One of our party of dove hunters recalled being in Southern California on a remote mountain top with a client; when they connected with the home office who told them to turn on their radio. As they sat in their truck overlooking the Pacific, they sensed very little heaviness, it was as if the whole event was almost too foreign for them to comprehend. The heaviness of the moment was driven home when they came off the mountain and descended into the office full of confusion and fear.
One hunter told of his daughter being away at school and calling home to her mother. She asked if she should come home. Mom called dad and dad decided that his daughter was safer at school than she was around a nearby nuclear plant. Dad told her to stay at school. He said it is one of the biggest regrets of his life and his decision haunts him to this day. He stated that twenty years ago, all children needed their family and needed to be with them in this most uncertain time in our lives. He regrets this call to this day, even after twenty years have elapsed.
That little bit of honesty from a fellow hunter plunged all of us into silence and fried chicken. I think we were all looking back twenty years ago, and second guessing calls we made or did not make. I imagine we all at that point of personal reflexion, were thinking twenty years in the past about things that were far more important.
Prior to this profound thought, most of us were thinking about too much to eat and how many doves were waiting to be targeted, or if we could catch a nap before we took to the field.
The dogs pulled us out of the reminiscence of the past twenty years. There were two Labs and a German Wirehair just out of range of table scraps but close enough to smell hot chicken bones. They had become more vocal by the minute. I really don’t think it was the chicken.

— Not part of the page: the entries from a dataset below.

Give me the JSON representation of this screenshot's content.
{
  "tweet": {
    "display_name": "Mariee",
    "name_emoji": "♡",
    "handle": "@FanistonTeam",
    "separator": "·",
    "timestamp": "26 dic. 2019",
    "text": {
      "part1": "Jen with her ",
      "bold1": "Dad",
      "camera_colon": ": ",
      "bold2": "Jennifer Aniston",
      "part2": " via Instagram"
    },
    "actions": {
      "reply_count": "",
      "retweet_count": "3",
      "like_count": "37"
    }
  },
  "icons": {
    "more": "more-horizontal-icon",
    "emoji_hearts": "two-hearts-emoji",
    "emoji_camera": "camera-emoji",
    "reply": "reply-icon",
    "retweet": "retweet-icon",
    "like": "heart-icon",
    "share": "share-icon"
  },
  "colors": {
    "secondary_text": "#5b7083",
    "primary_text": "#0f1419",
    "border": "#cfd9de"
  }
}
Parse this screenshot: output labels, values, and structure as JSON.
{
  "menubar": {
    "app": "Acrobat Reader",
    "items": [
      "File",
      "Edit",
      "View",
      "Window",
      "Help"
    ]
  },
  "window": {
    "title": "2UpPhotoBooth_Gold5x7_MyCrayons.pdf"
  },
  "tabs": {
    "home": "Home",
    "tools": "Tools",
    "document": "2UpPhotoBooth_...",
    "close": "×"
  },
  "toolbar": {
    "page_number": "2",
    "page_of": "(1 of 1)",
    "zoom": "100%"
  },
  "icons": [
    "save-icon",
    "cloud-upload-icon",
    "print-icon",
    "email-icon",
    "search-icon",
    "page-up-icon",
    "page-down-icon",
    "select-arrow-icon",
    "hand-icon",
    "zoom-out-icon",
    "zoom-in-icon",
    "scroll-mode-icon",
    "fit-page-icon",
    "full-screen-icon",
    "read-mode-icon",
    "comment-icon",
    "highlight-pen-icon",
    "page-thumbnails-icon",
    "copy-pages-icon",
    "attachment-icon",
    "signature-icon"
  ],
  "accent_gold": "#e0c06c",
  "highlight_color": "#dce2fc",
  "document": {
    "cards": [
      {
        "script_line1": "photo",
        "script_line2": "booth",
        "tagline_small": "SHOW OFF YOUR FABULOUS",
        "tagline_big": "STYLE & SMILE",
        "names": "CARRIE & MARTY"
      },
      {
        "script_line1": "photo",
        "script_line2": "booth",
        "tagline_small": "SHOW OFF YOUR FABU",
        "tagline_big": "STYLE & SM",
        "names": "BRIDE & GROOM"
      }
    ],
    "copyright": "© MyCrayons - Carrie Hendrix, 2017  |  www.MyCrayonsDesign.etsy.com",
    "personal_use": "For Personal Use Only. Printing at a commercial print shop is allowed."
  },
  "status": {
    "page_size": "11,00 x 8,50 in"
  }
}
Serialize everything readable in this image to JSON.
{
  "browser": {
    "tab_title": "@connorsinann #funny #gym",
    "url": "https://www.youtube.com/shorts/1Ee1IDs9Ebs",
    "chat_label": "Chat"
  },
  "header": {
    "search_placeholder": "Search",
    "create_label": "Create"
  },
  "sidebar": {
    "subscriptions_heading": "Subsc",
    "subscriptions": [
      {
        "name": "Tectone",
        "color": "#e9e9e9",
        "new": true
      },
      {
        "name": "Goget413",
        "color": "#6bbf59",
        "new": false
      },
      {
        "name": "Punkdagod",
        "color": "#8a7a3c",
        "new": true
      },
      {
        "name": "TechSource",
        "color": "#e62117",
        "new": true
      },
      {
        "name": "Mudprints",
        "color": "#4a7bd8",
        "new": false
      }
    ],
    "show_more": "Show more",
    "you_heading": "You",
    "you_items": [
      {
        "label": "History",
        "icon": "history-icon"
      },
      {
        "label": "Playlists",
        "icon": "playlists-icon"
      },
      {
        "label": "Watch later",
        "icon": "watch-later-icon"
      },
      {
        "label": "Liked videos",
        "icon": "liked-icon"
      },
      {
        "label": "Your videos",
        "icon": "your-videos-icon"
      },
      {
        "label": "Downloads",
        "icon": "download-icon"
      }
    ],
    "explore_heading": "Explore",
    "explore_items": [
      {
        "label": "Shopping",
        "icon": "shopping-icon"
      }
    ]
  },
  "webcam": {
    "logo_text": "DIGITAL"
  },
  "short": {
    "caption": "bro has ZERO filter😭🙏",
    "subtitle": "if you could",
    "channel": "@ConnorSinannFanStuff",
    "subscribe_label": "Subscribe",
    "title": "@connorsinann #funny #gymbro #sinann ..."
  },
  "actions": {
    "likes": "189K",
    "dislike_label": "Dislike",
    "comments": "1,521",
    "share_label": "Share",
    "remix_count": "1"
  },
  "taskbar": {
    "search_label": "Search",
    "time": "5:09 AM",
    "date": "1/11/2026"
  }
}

These dogs had been here before, and they somehow impatiently knew that the faster we ate the faster they could go to work.
As we splashed the sky with lead and watched the dogs retrieve a few birds, I recognized the day. It wasn’t much different a day than that day twenty years ago. The sky was bright, blue and an occasional cloud rolled softly overhead. Twenty years and so much had changed. Twenty years and the sky on September 11 seems the same.
I don’t remember a dove hunt on September 11, 2001, but after twenty years there are a multitude of things that have escaped my memory. I do remember twenty years ago and that momentous day with as much clarity as everyone else seems to.
Twenty years ago is an odd thing to think about when you find yourself on an uncomfortable stool in a field, scanning the bright, clear sky for elusive little twisting grey missiles that defy aeronautical physics.
I think we are all incredibly thankful just to be here twenty years later. Thankful for those that sacrificed so much; that sometimes we may have a tendency to take it all for granted.
Not all hunts bring this kind of reflection. Not all September days bring these kind of memories. This hunt was different. This day was the same even after twenty years.
The dogs and the birds may be the same, but this day is different and will always be different.